||Journeys of Joy, Journeys of Sorrow
I’m sitting in an airport lounge at the moment, wondering what will emerge as an experiment for this week. I’m on my way to see a sick friend, so this is a trip filled with mixed emotions. As I sit here, I see all the people around me – everyone on a journey of their own. Over the years that I’ve been a therapist, the one thing I’ve learned is that everyone – absolutely everyone – has experiences that touch them with both joys and sorrows. I know this deeply and am reminded of it each time I sit down to talk with someone, no matter where I am or what the occasion.
As I look around me this evening, I wonder about all these people. I know that if we had time to talk, we’d discover a common connection in the fact that we’ve each faced challenges along the way – some relatively easy to meet and some that seemed overwhelming at the time. I also know that we would share the experience of having had unexpectedly delightful moments, surprises brought by life that filled us with good feelings.

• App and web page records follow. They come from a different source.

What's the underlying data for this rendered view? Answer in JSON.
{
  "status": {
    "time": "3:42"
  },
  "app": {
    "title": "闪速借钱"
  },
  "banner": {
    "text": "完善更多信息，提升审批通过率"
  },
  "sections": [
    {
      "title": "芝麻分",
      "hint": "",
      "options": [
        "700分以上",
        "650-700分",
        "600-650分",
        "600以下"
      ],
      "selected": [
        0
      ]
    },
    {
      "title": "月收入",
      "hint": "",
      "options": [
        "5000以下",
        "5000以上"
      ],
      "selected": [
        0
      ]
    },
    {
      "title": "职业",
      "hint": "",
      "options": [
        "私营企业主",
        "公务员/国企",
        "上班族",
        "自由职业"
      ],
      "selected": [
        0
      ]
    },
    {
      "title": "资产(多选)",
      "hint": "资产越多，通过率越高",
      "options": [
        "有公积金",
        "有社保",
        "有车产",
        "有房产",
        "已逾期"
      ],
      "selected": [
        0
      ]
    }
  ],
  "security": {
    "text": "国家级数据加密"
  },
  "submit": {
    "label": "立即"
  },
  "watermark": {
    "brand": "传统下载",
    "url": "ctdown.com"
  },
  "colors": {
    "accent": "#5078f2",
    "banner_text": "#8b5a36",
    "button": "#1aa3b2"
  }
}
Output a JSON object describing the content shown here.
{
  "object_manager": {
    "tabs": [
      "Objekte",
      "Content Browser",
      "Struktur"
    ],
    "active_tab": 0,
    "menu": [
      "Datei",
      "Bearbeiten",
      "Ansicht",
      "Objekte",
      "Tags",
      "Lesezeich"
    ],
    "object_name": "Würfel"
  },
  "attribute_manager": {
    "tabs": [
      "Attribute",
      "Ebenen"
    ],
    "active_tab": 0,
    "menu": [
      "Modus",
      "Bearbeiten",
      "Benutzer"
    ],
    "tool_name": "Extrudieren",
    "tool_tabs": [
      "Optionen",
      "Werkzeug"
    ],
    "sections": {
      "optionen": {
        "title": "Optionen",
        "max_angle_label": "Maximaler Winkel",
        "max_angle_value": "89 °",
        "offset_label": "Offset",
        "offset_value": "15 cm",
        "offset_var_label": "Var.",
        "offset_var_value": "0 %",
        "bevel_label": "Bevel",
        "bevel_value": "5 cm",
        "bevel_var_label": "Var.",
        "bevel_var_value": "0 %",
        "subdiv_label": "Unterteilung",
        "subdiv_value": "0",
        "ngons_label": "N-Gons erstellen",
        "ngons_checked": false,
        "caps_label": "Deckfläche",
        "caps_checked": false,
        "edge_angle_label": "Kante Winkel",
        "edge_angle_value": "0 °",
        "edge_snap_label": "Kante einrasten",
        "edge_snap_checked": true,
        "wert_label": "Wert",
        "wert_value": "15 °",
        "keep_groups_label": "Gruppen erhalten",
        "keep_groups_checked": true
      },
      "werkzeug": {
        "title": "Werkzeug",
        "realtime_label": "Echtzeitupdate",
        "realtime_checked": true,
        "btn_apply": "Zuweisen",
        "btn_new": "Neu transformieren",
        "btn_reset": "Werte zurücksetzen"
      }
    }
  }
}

And so, for this week’s experiment, I invite you to be aware of your own journey of joy and sorrow – of how you moved through the challenges and delights of life thus far. The important thing to know is that these moments are inevitable – both the good ones and the hard ones. They are part of the journey of being human. If you find yourself focusing on losses you’ve had in your life, notice that experience. Then, when you have the internal space to do so, recall something that represents the opposite – a moment that’s happened in your life that brought you something that was the opposite of sorrow.
And, as part of this week’s experiment, I also invite you to explore how you feel when you acknowledge that everyone you encounter has had their share of joys and sorrows as they’ve moved through their lives. Whether you like these people or not, notice how it is to recognize that they suffer in ways similar to everyone else. This is part of developing compassion – to know that everyone has the capacity to suffer and that everyone wants to feel free from suffering. It’s an inevitable part of being human.
As you explore this experiment, notice what happens in your experience when you recognize the connection we all have, through our capacity to both suffer and have joy and delight. Is this something that makes you more comfortable with people and, perhaps, less judgmental of them? How is it to focus on what’s the same about us rather than what may be different or irritating?
Also, notice how it is for you to acknowledge that, for yourself, there’s no way to avoid the sorrows in life, even as it’s inevitable that there will also be moments of joy along the way? This is yet another opportunity to tap into the flow that is life – an opportunity to move through the present moment with awareness rather than struggle.